If you want to do GM not rolling, you are better off with something like Dungeon World. One of the huge benefits of the GM not roling, is the playtime saved when the GM doesn’t have to resolve all the monster attacks. If you just change the roll over to the players, you don’t really save that time. The rolls still have to be made.
In DW, both monster actions and player actions are resolved with a single roll. The Cypher system doesn’t solve this, as the players roll both to attack and defend.
But, as Alex has pointed out, it does require a certain GM style to pull it off without the players ending up feeling reactive rather than proactive.
So you reslly have to determine what you want to achieve by the GM not rolling.
To me, the time saved with DW and the push towards more narrative thinking rather than numbers thinking is a huge payoff over me not roling dice (though the GM still rolls damage), but without that payoff, I wouldn’t really prefer the GM not roling.


I was about to suggest that! Dungeon World is amazing to create stories with your players! And the negotiation skills required by the GM to make moves is incredible! I think everyone should at least master the negotiation skills and keep the page of the GM moves next to them during a game, like I do!

Anyway, I have an alternative rule I use sometimes, if @Squalamoucho is interested?

  • I let my players do all the rolls and we use d20, and on a ‘‘1’’ it is a Critical Fail: Hard Move (from Dungeon World’s list)!
  • If the result is lower than the DC even with the modifiers, soft move from that same list. Or, if a soft move is already in play, you can continue it with a hard move as suggested in Dungeon World.
  • If the result on the die is lower than the DC but the total is higher than the DC because of the modifiers then the character succeed in his task but with a penalty of the GM’s choice. For example, if he is trying to repair a machine it might be temporary or perhaps he broke it for good when it’ll finally ‘‘die’’ or maybe he hurt himself while doing it. Up to you!
  • If the result of the die is above the DC without the modifiers: well, success. Nothing bad happens, good on him!
  • Nat. 20 is a Critical Success: he may help an ally or repair the machine for good with little materials!

What I mean by negotiation, by the way, is that I often use Failing Forward as a mechanic: it means that if a check is failed, I offer a price to pay to succeed. You might be able to repair the machine if you stick your dagger in there to remove the piece that’s in the way. The dagger breaks but at least they now have a chance to escape the dungeon!!


I’m not a huge fan of failing forward. It means players never fail, and ultimately you can just skip dice rolling altogether. Got a skill? You do it. Don’t have a skill? What will you sacrifice to succeed?

However, I am a HUGE fan of making failure meaningful and impactful. Lost opportunity is an imporatnt thing to remember. Did you fail to pick the lock? Now you need to find another way around. It pushes the story along, and makes failure meaningful.
Did you try to kick the door open? Now it’s bent and warped, and any attempt to pick it is futile.
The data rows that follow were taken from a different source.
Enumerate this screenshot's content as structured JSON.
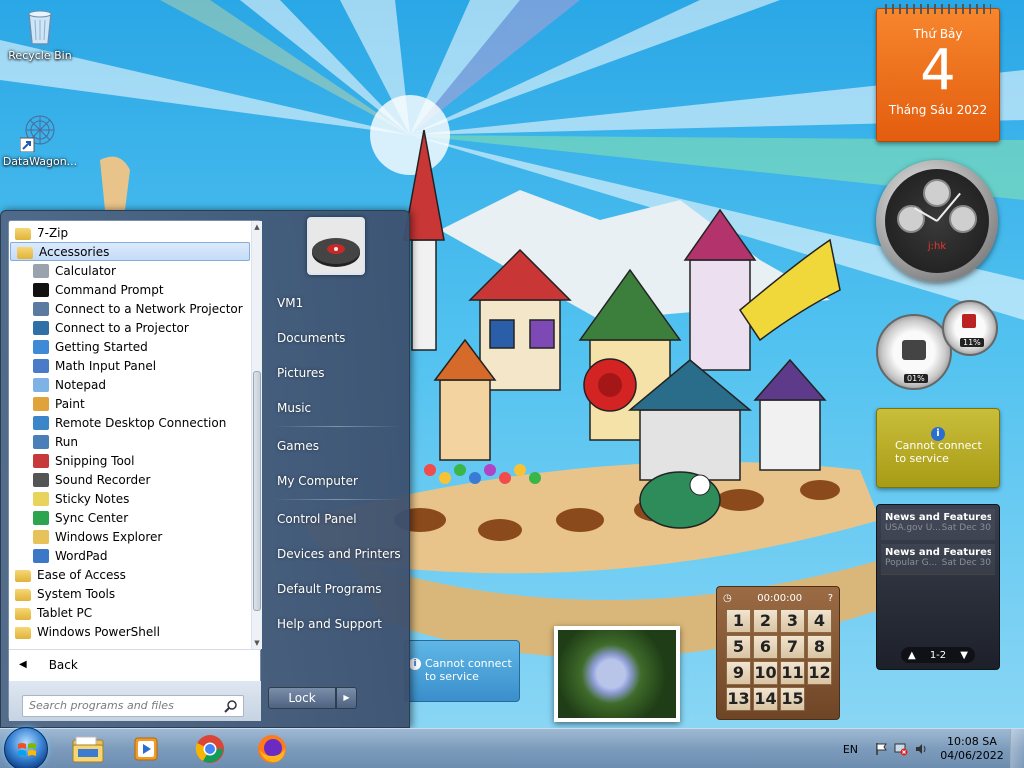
{
  "desktop": {
    "icons": [
      {
        "label": "Recycle Bin"
      },
      {
        "label": "DataWagon..."
      }
    ]
  },
  "gadgets": {
    "calendar": {
      "weekday": "Thứ Bảy",
      "day": "4",
      "month_year": "Tháng Sáu 2022"
    },
    "clock": {
      "brand": "j:hk"
    },
    "cpu_meter": {
      "cpu": "01%",
      "memory": "11%"
    },
    "weather_1": {
      "message": "Cannot connect to service"
    },
    "weather_2": {
      "message": "Cannot connect to service"
    },
    "news": {
      "items": [
        {
          "headline": "News and Features f...",
          "source": "USA.gov U...",
          "date": "Sat Dec 30"
        },
        {
          "headline": "News and Features f...",
          "source": "Popular G...",
          "date": "Sat Dec 30"
        }
      ],
      "pager": "1-2"
    },
    "puzzle": {
      "timer": "00:00:00",
      "tiles": [
        "1",
        "2",
        "3",
        "4",
        "5",
        "6",
        "7",
        "8",
        "9",
        "10",
        "11",
        "12",
        "13",
        "14",
        "15",
        ""
      ]
    }
  },
  "start_menu": {
    "programs": [
      {
        "label": "7-Zip",
        "type": "folder"
      },
      {
        "label": "Accessories",
        "type": "folder",
        "selected": true
      },
      {
        "label": "Calculator",
        "type": "app",
        "icon": "calculator-icon"
      },
      {
        "label": "Command Prompt",
        "type": "app",
        "icon": "command-prompt-icon"
      },
      {
        "label": "Connect to a Network Projector",
        "type": "app",
        "icon": "network-projector-icon"
      },
      {
        "label": "Connect to a Projector",
        "type": "app",
        "icon": "projector-icon"
      },
      {
        "label": "Getting Started",
        "type": "app",
        "icon": "getting-started-icon"
      },
      {
        "label": "Math Input Panel",
        "type": "app",
        "icon": "math-input-icon"
      },
      {
        "label": "Notepad",
        "type": "app",
        "icon": "notepad-icon"
      },
      {
        "label": "Paint",
        "type": "app",
        "icon": "paint-icon"
      },
      {
        "label": "Remote Desktop Connection",
        "type": "app",
        "icon": "remote-desktop-icon"
      },
      {
        "label": "Run",
        "type": "app",
        "icon": "run-icon"
      },
      {
        "label": "Snipping Tool",
        "type": "app",
        "icon": "snipping-tool-icon"
      },
      {
        "label": "Sound Recorder",
        "type": "app",
        "icon": "microphone-icon"
      },
      {
        "label": "Sticky Notes",
        "type": "app",
        "icon": "sticky-notes-icon"
      },
      {
        "label": "Sync Center",
        "type": "app",
        "icon": "sync-center-icon"
      },
      {
        "label": "Windows Explorer",
        "type": "app",
        "icon": "windows-explorer-icon"
      },
      {
        "label": "WordPad",
        "type": "app",
        "icon": "wordpad-icon"
      },
      {
        "label": "Ease of Access",
        "type": "folder"
      },
      {
        "label": "System Tools",
        "type": "folder"
      },
      {
        "label": "Tablet PC",
        "type": "folder"
      },
      {
        "label": "Windows PowerShell",
        "type": "folder"
      }
    ],
    "back_label": "Back",
    "search_placeholder": "Search programs and files",
    "right_links": [
      {
        "label": "VM1"
      },
      {
        "label": "Documents"
      },
      {
        "label": "Pictures"
      },
      {
        "label": "Music"
      },
      {
        "label": "Games"
      },
      {
        "label": "My Computer"
      },
      {
        "label": "Control Panel"
      },
      {
        "label": "Devices and Printers"
      },
      {
        "label": "Default Programs"
      },
      {
        "label": "Help and Support"
      }
    ],
    "lock_label": "Lock"
  },
  "taskbar": {
    "pinned": [
      "file-explorer-icon",
      "media-player-icon",
      "chrome-icon",
      "firefox-icon"
    ],
    "tray": {
      "language": "EN",
      "time": "10:08 SA",
      "date": "04/06/2022"
    }
  }
}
Failing forward really came about as an attempt to deal with failure in investigation scenes. You failed your perception roll? You didn’t get the clue. Now the investigation has stalled. Too bad. Game over.
The better way to solve that problem is to just give them the clue and move on.

Failing forward is appropriate for those partial successes. You do it, but at a cost. But a failure is a failure is a failure. But make that failure have consequences that move the story along.
If you put a locked door in front of the players, and there is no alternative way forward, it’s really a bad obstacle design, as failure stops the game cold. However, if there’s a locked door, which can be picked for a stealth approach, and maybe kicked down for a loud approach, and maybe a sewer grate that can offer an alternate point of entry, but leads to all sorts of nasty alternatives? Much better.